### Entries shown
====================

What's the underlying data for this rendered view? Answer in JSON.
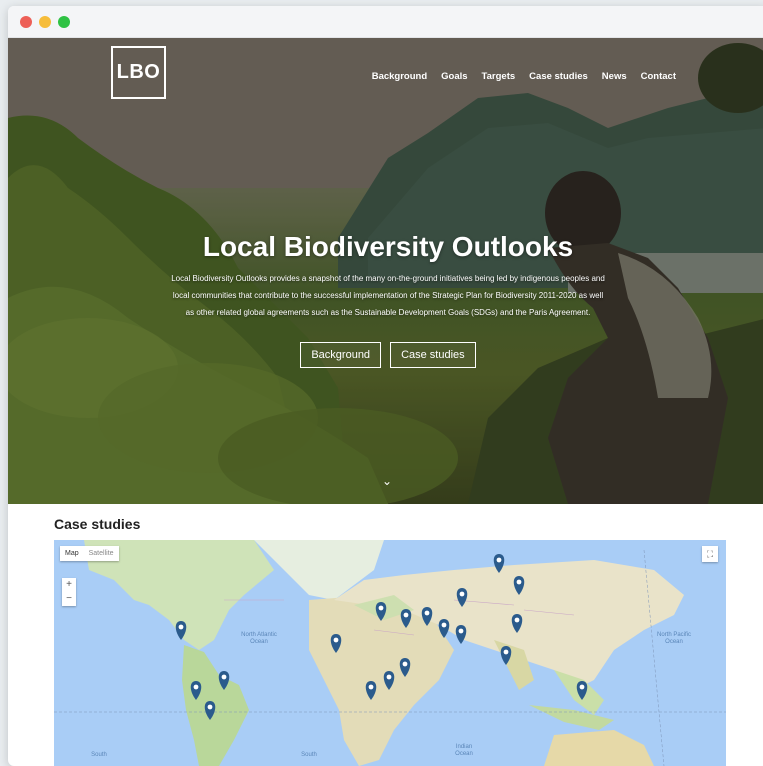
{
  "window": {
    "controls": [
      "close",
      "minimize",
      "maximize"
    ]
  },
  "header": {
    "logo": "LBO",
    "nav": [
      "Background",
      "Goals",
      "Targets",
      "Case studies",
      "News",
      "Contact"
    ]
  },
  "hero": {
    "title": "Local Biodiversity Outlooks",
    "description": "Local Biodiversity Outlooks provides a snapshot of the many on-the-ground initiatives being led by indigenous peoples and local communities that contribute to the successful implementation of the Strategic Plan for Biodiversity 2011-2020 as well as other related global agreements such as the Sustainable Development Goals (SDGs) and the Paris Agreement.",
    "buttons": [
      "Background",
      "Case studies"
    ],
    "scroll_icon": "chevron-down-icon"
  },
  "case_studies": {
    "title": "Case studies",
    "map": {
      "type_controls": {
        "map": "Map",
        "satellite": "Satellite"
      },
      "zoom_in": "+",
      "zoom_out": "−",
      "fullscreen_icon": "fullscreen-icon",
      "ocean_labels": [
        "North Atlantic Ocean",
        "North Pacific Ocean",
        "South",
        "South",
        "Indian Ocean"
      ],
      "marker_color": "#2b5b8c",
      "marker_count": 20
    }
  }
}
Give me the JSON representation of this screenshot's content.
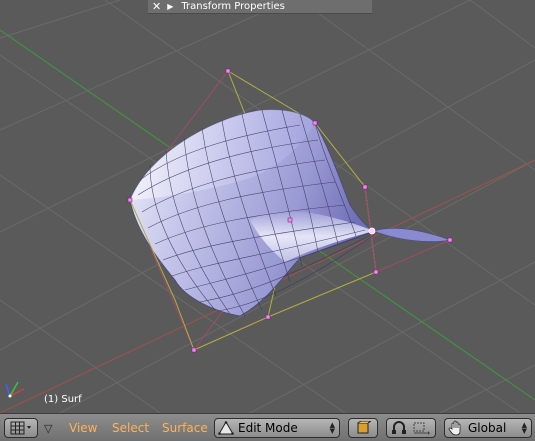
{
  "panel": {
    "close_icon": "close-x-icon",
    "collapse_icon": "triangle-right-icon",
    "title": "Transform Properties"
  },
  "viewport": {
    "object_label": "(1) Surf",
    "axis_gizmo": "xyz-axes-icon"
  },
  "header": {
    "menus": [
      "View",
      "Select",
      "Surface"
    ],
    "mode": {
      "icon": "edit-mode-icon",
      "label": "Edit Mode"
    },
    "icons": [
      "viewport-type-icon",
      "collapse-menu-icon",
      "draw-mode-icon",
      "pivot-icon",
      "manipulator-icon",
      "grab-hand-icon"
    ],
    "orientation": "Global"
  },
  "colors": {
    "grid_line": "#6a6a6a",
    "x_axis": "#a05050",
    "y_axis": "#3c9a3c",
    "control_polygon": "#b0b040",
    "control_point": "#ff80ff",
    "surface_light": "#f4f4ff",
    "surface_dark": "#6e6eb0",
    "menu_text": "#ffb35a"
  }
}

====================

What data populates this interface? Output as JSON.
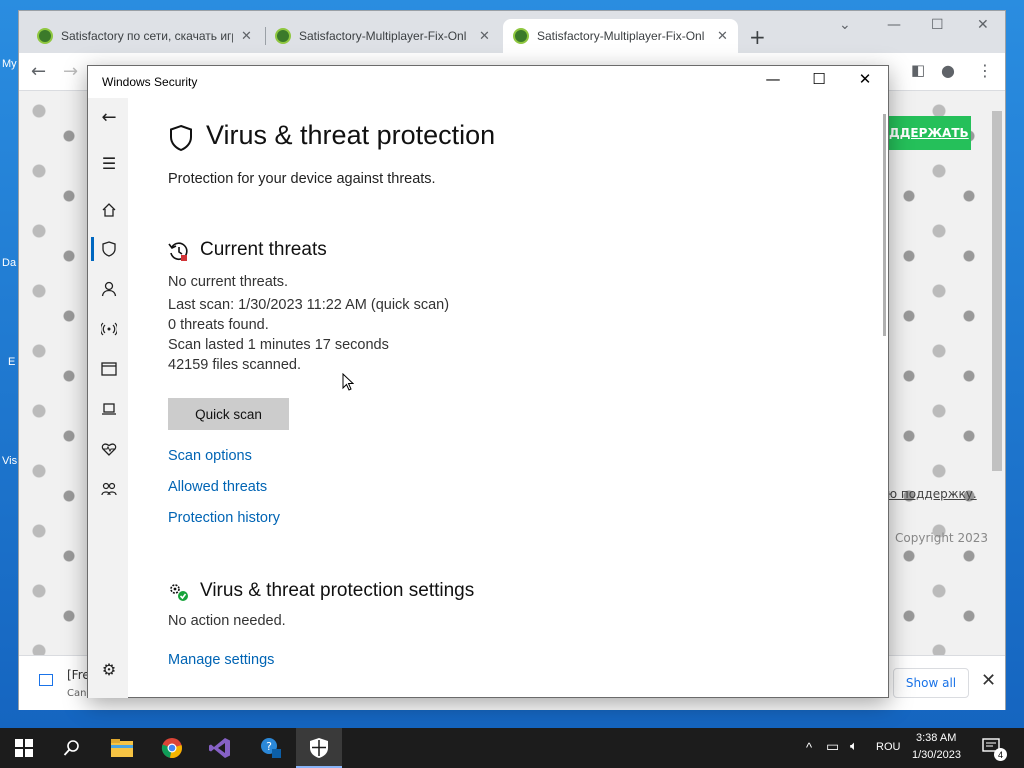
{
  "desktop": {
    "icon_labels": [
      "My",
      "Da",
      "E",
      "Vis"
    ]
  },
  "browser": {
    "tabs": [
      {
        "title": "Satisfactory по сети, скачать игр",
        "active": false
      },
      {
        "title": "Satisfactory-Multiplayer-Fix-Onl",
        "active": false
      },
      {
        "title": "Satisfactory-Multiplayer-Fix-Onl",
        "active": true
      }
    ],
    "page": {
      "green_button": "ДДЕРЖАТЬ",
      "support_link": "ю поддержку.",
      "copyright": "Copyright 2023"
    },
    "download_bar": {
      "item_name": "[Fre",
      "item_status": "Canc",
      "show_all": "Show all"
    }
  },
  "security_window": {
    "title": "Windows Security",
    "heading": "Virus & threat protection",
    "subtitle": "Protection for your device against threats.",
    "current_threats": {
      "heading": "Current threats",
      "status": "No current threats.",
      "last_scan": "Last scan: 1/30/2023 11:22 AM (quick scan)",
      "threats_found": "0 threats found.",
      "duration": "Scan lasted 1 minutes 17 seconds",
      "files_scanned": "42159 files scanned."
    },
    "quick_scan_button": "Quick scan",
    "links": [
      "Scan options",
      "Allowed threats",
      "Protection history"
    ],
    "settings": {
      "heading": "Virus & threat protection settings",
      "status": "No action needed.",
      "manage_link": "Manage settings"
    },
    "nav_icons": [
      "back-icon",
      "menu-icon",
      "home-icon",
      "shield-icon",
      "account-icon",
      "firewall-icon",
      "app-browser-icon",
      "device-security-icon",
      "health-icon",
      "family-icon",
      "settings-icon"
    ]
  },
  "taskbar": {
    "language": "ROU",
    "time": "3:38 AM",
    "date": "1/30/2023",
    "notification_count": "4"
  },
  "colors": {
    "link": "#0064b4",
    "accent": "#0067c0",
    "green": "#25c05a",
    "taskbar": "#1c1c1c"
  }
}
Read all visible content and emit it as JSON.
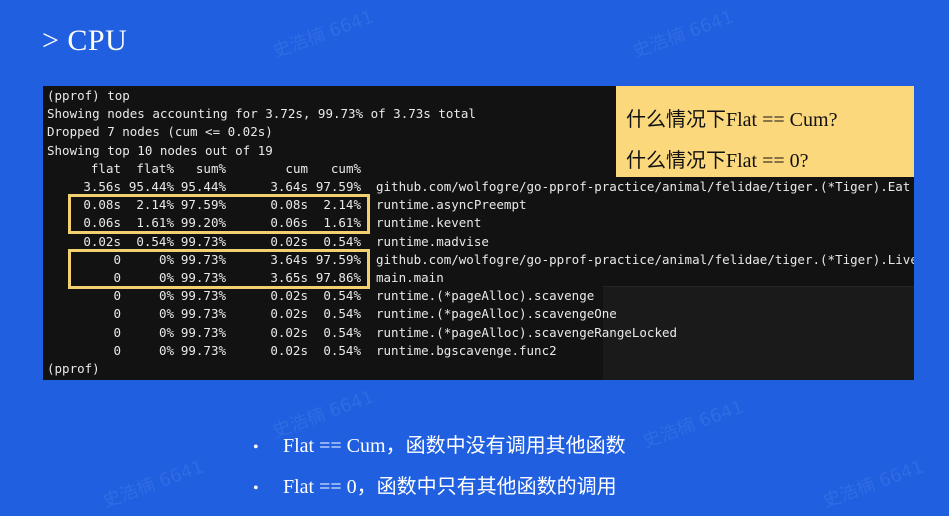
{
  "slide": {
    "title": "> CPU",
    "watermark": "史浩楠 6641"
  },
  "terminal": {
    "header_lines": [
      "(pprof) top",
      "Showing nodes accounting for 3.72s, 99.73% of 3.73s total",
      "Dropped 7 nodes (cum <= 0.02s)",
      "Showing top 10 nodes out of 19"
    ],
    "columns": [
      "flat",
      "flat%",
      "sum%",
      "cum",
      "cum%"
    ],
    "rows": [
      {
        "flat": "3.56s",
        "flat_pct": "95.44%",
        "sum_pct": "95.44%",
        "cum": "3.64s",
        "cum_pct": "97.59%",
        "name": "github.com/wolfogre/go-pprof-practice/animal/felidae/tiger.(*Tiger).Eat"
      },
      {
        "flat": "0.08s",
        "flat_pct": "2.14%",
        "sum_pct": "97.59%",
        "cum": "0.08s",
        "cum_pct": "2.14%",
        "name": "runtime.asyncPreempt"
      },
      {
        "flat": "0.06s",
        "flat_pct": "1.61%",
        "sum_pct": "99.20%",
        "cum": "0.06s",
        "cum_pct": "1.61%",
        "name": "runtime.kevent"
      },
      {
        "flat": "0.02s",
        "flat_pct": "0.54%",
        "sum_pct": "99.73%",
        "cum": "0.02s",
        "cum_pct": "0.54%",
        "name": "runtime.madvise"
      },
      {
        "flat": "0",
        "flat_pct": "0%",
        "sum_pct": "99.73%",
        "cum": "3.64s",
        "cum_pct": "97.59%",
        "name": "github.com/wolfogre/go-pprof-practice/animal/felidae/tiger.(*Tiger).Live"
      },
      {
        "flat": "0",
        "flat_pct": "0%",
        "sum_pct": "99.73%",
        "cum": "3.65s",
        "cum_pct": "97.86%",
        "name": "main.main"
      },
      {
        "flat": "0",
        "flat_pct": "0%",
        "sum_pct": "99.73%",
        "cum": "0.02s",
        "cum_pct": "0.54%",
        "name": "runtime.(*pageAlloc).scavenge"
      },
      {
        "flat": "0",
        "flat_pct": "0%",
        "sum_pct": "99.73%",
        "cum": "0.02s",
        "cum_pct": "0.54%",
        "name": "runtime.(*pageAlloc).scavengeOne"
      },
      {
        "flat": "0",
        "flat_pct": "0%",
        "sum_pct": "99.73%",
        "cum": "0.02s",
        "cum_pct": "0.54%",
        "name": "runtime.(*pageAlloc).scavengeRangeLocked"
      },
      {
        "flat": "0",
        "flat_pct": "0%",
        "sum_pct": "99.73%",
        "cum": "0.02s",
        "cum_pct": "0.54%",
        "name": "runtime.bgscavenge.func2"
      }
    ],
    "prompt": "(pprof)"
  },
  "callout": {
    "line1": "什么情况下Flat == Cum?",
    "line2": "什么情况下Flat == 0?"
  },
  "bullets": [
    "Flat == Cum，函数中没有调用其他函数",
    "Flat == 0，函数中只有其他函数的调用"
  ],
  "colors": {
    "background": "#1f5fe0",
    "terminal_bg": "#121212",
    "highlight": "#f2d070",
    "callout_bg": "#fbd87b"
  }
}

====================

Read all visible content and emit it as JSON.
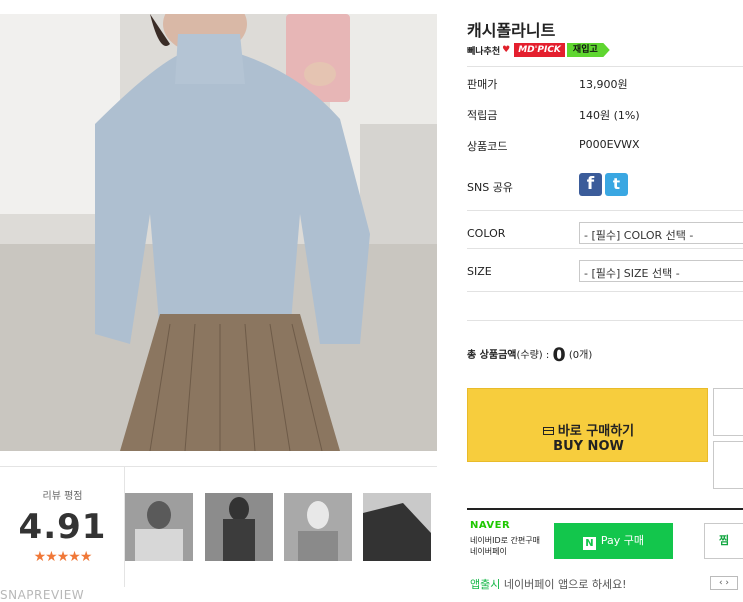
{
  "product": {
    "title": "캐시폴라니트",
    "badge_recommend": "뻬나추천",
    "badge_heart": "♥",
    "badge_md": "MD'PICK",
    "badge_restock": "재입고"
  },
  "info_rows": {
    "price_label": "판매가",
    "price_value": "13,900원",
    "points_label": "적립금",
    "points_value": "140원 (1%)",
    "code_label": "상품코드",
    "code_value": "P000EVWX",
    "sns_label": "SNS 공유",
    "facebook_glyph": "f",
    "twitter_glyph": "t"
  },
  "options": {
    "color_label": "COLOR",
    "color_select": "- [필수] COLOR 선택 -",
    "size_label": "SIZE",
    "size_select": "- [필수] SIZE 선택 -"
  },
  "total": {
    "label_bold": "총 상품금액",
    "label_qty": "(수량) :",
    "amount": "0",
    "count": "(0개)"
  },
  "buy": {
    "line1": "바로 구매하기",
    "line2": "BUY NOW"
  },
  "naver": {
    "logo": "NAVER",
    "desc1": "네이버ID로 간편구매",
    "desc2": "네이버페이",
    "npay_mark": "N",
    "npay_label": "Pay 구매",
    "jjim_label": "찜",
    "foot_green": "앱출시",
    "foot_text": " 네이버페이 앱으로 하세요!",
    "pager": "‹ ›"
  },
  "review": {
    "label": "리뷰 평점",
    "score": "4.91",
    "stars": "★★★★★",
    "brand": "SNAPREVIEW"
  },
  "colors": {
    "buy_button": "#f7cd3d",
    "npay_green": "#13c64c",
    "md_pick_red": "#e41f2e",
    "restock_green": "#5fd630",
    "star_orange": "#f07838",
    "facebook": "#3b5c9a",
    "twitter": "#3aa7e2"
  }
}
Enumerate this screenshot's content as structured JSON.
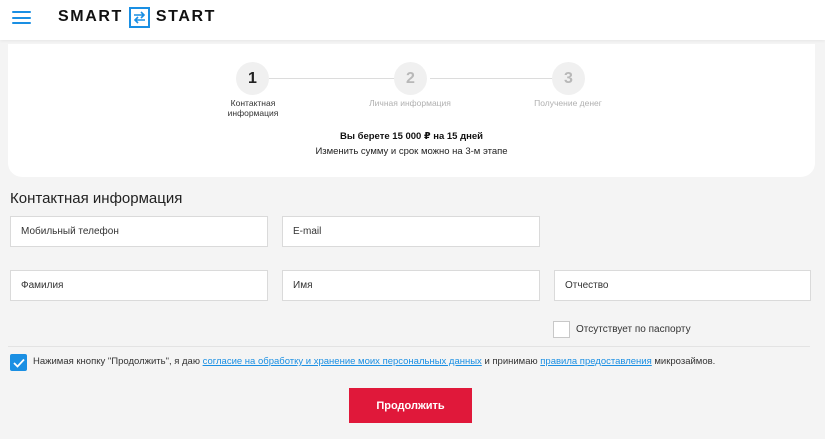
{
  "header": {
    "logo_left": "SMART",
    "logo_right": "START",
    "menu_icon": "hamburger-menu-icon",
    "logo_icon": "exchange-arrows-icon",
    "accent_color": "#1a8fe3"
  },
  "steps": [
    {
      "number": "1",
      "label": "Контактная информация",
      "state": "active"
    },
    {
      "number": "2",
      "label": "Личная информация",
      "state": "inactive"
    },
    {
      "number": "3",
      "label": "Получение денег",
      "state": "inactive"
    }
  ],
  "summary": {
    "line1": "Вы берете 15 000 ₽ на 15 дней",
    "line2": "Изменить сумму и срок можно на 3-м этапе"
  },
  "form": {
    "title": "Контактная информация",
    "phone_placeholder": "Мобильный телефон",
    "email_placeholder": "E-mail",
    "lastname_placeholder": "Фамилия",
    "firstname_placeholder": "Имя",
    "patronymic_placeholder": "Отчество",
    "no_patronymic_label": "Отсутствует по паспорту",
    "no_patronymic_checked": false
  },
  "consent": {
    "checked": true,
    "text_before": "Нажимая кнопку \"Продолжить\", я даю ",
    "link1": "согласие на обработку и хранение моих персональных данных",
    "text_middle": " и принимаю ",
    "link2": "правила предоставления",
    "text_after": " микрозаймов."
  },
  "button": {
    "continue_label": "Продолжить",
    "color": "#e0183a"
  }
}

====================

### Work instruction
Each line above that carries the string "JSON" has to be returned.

### Response area
What's the underlying data for this rendered view? Answer in JSON.
Give me the JSON representation of this screenshot's content.
What data populates this interface? Output as JSON.
Read all visible content and emit it as JSON.
Read all visible content and emit it as JSON.
Enumerate this screenshot's content as structured JSON.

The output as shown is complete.